Interface dataset entries
-- Opening Marker --

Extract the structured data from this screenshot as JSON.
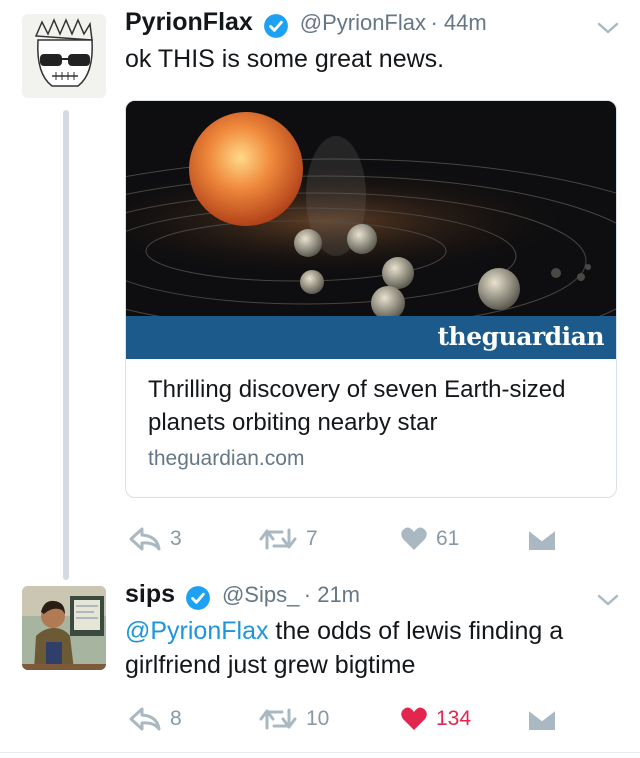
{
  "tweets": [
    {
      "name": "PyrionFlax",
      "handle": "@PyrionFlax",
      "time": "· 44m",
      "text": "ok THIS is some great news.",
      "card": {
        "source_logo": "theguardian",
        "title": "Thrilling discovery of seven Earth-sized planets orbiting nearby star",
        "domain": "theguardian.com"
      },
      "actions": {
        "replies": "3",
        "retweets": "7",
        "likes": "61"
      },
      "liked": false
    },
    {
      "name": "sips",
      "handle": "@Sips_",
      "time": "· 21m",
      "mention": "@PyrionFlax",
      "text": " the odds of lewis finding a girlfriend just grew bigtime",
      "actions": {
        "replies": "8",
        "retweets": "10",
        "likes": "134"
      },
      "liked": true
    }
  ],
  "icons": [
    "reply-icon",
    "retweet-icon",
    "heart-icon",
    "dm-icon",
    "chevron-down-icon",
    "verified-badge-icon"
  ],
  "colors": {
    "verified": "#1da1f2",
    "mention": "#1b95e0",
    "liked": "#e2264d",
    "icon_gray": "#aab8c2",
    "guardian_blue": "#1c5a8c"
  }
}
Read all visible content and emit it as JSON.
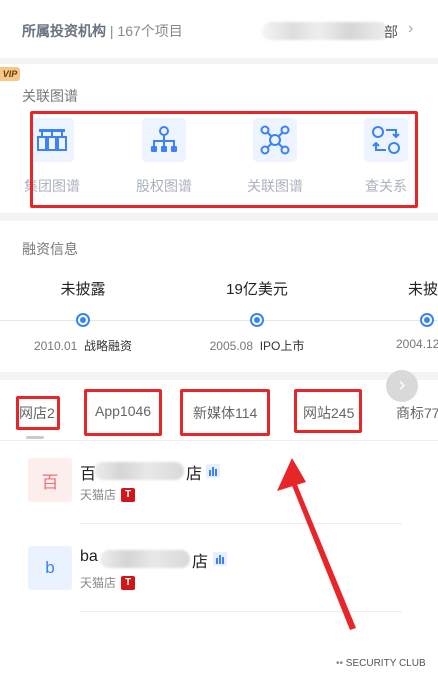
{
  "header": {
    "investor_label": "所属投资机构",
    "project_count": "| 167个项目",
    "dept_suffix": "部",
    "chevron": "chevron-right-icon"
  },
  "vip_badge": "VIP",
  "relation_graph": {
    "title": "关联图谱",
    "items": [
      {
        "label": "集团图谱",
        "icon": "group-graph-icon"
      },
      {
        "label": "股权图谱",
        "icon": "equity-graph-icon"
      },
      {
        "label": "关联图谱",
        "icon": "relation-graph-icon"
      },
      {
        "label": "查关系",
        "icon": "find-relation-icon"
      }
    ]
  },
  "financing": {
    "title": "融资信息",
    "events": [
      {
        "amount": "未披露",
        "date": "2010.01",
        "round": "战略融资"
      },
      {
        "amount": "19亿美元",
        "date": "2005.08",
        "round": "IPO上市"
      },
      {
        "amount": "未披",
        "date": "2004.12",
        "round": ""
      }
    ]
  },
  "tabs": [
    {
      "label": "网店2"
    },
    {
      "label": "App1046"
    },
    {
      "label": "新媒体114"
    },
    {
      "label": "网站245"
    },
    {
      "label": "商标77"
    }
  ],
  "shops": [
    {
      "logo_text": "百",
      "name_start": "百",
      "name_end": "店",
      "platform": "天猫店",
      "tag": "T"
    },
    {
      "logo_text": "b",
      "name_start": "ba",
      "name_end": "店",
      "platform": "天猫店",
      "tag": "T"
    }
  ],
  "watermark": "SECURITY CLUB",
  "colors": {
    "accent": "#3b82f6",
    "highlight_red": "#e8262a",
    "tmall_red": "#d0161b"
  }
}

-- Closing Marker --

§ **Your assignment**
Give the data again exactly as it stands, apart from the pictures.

§ **Output of the exercise**
Extract the structured data from this screenshot as JSON.
{
  "tweets": [
    {
      "name": "PyrionFlax",
      "handle": "@PyrionFlax",
      "time": "· 44m",
      "text": "ok THIS is some great news.",
      "card": {
        "source_logo": "theguardian",
        "title": "Thrilling discovery of seven Earth-sized planets orbiting nearby star",
        "domain": "theguardian.com"
      },
      "actions": {
        "replies": "3",
        "retweets": "7",
        "likes": "61"
      },
      "liked": false
    },
    {
      "name": "sips",
      "handle": "@Sips_",
      "time": "· 21m",
      "mention": "@PyrionFlax",
      "text": " the odds of lewis finding a girlfriend just grew bigtime",
      "actions": {
        "replies": "8",
        "retweets": "10",
        "likes": "134"
      },
      "liked": true
    }
  ],
  "icons": [
    "reply-icon",
    "retweet-icon",
    "heart-icon",
    "dm-icon",
    "chevron-down-icon",
    "verified-badge-icon"
  ],
  "colors": {
    "verified": "#1da1f2",
    "mention": "#1b95e0",
    "liked": "#e2264d",
    "icon_gray": "#aab8c2",
    "guardian_blue": "#1c5a8c"
  }
}
Read all visible content and emit it as JSON.
{
  "header": {
    "investor_label": "所属投资机构",
    "project_count": "| 167个项目",
    "dept_suffix": "部",
    "chevron": "chevron-right-icon"
  },
  "vip_badge": "VIP",
  "relation_graph": {
    "title": "关联图谱",
    "items": [
      {
        "label": "集团图谱",
        "icon": "group-graph-icon"
      },
      {
        "label": "股权图谱",
        "icon": "equity-graph-icon"
      },
      {
        "label": "关联图谱",
        "icon": "relation-graph-icon"
      },
      {
        "label": "查关系",
        "icon": "find-relation-icon"
      }
    ]
  },
  "financing": {
    "title": "融资信息",
    "events": [
      {
        "amount": "未披露",
        "date": "2010.01",
        "round": "战略融资"
      },
      {
        "amount": "19亿美元",
        "date": "2005.08",
        "round": "IPO上市"
      },
      {
        "amount": "未披",
        "date": "2004.12",
        "round": ""
      }
    ]
  },
  "tabs": [
    {
      "label": "网店2"
    },
    {
      "label": "App1046"
    },
    {
      "label": "新媒体114"
    },
    {
      "label": "网站245"
    },
    {
      "label": "商标77"
    }
  ],
  "shops": [
    {
      "logo_text": "百",
      "name_start": "百",
      "name_end": "店",
      "platform": "天猫店",
      "tag": "T"
    },
    {
      "logo_text": "b",
      "name_start": "ba",
      "name_end": "店",
      "platform": "天猫店",
      "tag": "T"
    }
  ],
  "watermark": "SECURITY CLUB",
  "colors": {
    "accent": "#3b82f6",
    "highlight_red": "#e8262a",
    "tmall_red": "#d0161b"
  }
}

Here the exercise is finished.